Tech giants including Facebook Inc. (Nasdaq: FB), Twitter (NYSE: TWRT), and Alphabet Inc.’s (Nasdaq: GOOG) Google are pausing data requests from the Hong Kong government on a controversial new security law that has been imposed by Beijing on the city.
The Social media conglomerate Facebook, which also owns the messaging service WhatsApp said Monday that it would halt information requests from Hong Kong and assess the effect of the security law.
It added that "freedom of expression is a fundamental human right and support the right of people to express themselves without fear for their safety or other repercussions."
The new law, imposed by Beijing last week makes it unlawful for the engagement in secession, subversion, terrorism, and collusion with foreign powers. The social media platforms may now be a host to criminalized subversive activities. Meanwhile, Facebook, Twitter, and Google all generate revenue from selling advertising to Chinese clients. In the past couple of weeks, a number of firms have halted advertising on Facebook and Twitter for its failure to combat hate speech.

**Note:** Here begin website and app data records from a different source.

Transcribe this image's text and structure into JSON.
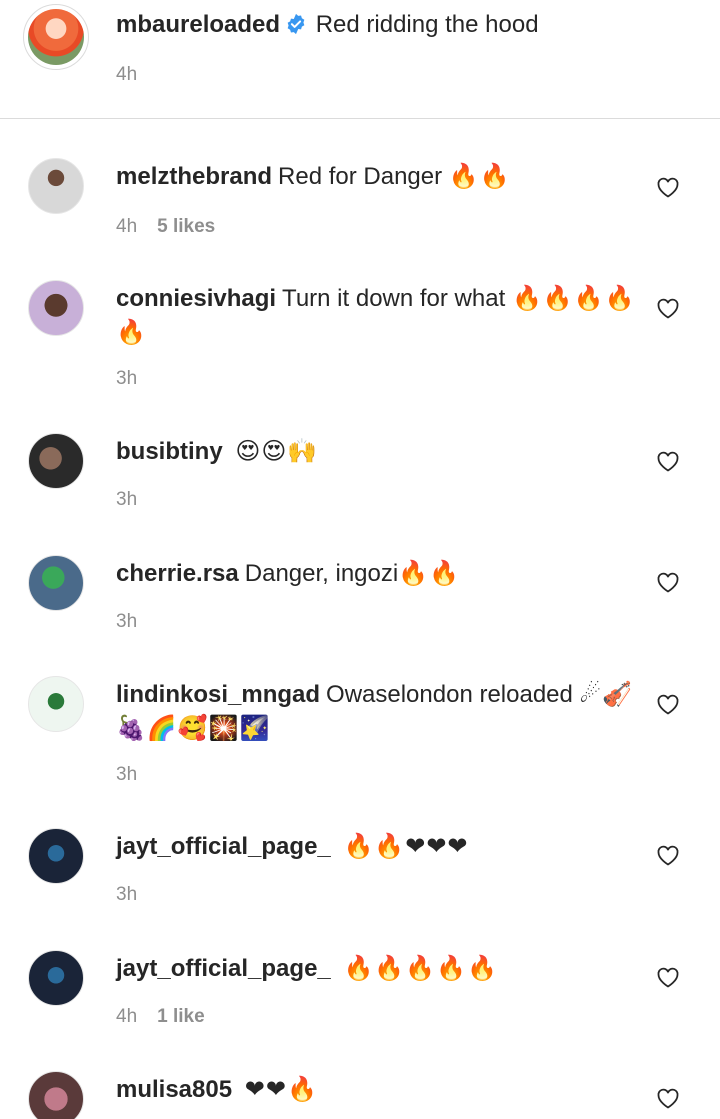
{
  "caption": {
    "username": "mbaureloaded",
    "text": "Red ridding the hood",
    "time": "4h"
  },
  "comments": [
    {
      "username": "melzthebrand",
      "text": "Red for Danger",
      "emoji": "🔥🔥",
      "time": "4h",
      "likes": "5 likes"
    },
    {
      "username": "conniesivhagi",
      "text": "Turn it down for what",
      "emoji": "🔥🔥🔥🔥🔥",
      "time": "3h",
      "likes": ""
    },
    {
      "username": "busibtiny",
      "text": "",
      "emoji": "😍😍🙌",
      "time": "3h",
      "likes": ""
    },
    {
      "username": "cherrie.rsa",
      "text": "Danger, ingozi",
      "emoji": "🔥🔥",
      "time": "3h",
      "likes": ""
    },
    {
      "username": "lindinkosi_mngad",
      "text": "Owaselondon reloaded",
      "emoji": "☄🎻🍇🌈🥰🎇🌠",
      "time": "3h",
      "likes": ""
    },
    {
      "username": "jayt_official_page_",
      "text": "",
      "emoji": "🔥🔥❤❤❤",
      "time": "3h",
      "likes": ""
    },
    {
      "username": "jayt_official_page_",
      "text": "",
      "emoji": "🔥🔥🔥🔥🔥",
      "time": "4h",
      "likes": "1 like"
    },
    {
      "username": "mulisa805",
      "text": "",
      "emoji": "❤❤🔥",
      "time": "",
      "likes": ""
    }
  ],
  "colors": {
    "text": "#262626",
    "muted": "#8e8e8e",
    "verified": "#3897f0",
    "divider": "#dbdbdb"
  },
  "icons": {
    "verified": "verified-badge-icon",
    "like": "heart-outline-icon"
  }
}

It’s also important to note that Chinese authorities banned Facebook, Twitter, and Google services in July 2009 after the riots in Xinjiang. The bans are a portion of “The Great Fire Wall of China” which censors users from accessing foreign news sites.
In addition, the Secretary of State Mike Pompeo said that the U.S. is taking a look at banning Chinese social media apps, including TikTok—owned by China-headquartered ByteDance. Asked if he would recommend consumers download TikTok on Fox News, Pompeo said, “Only if you want your private information in the hands of the Chinese Communist Party.”
In early trading Tuesday, Shares of Facebook rose nearly 2%, Twitter traded 3 cents lower and Alphabet gained nearly 1% from Monday’s close.
In Hong Kong, the Hang Seng Index dropped 1% to 25,975.66 points.